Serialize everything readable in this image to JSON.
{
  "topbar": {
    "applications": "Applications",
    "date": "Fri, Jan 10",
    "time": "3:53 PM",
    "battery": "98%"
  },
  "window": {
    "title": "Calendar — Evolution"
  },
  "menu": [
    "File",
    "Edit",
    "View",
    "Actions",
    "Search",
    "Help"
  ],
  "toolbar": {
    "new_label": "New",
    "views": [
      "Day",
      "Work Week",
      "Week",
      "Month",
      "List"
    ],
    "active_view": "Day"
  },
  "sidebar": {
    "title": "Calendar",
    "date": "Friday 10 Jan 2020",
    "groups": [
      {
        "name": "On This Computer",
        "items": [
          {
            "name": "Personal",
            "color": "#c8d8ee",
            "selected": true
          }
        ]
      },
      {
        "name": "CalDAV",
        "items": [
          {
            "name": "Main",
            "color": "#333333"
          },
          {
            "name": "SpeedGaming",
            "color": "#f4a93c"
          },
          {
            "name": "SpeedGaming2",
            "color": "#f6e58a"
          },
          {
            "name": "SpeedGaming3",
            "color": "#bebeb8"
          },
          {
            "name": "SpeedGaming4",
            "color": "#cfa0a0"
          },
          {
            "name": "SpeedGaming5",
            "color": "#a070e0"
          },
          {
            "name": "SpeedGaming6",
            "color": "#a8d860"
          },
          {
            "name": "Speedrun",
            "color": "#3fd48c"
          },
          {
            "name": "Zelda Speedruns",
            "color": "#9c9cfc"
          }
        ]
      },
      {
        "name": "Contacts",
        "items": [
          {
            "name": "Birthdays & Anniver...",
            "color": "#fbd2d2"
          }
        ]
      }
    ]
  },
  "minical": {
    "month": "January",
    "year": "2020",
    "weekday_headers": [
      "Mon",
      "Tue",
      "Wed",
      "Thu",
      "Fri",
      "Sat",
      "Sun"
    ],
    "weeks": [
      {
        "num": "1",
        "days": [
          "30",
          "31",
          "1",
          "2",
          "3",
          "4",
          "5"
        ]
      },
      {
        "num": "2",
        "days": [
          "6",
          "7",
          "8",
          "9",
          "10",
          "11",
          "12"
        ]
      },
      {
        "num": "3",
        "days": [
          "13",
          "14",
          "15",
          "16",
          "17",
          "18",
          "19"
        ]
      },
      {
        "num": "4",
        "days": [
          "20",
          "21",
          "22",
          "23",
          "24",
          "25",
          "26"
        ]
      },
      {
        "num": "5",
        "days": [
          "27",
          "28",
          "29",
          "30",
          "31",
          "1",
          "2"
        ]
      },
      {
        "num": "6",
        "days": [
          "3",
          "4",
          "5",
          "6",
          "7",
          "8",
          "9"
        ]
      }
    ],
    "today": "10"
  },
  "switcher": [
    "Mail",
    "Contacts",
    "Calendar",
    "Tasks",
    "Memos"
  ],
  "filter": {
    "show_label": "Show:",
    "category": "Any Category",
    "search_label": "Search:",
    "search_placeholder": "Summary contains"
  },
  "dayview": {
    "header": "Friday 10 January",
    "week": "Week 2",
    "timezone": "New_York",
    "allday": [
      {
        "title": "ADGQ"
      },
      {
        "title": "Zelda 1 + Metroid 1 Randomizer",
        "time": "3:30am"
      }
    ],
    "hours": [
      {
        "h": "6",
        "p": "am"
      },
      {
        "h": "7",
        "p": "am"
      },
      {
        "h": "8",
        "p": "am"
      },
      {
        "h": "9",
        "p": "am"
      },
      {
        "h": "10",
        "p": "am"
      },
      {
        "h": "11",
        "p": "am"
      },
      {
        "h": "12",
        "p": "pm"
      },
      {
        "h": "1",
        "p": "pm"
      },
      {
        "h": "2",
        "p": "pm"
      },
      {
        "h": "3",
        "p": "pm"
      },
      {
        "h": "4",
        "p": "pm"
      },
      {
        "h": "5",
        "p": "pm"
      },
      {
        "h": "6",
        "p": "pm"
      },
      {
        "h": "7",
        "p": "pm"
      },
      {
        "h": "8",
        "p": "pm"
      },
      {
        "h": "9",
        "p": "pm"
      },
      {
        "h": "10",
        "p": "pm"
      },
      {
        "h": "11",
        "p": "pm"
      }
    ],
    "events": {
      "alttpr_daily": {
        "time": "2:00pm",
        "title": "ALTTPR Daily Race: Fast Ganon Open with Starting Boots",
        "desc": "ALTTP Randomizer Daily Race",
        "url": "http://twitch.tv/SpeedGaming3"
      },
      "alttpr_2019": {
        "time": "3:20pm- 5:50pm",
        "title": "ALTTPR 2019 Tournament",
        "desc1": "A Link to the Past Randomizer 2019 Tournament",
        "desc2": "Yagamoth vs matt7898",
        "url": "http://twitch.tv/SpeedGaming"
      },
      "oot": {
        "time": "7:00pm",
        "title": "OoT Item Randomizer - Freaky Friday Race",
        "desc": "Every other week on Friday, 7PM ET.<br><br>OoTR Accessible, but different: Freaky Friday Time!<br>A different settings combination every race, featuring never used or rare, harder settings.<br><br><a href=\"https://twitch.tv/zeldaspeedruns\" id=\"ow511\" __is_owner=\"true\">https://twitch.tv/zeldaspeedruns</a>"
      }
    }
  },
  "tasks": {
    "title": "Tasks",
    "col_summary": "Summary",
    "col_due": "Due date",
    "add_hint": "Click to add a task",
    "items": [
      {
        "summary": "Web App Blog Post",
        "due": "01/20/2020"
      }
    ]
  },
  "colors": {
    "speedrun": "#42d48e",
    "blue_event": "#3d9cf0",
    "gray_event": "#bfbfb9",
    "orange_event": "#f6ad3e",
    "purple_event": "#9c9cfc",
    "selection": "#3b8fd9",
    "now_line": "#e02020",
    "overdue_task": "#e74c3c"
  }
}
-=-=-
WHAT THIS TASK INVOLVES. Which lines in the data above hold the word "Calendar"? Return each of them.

EXERCISE RESPONSE.
    "title": "Calendar — Evolution"
    "title": "Calendar",
    "Calendar",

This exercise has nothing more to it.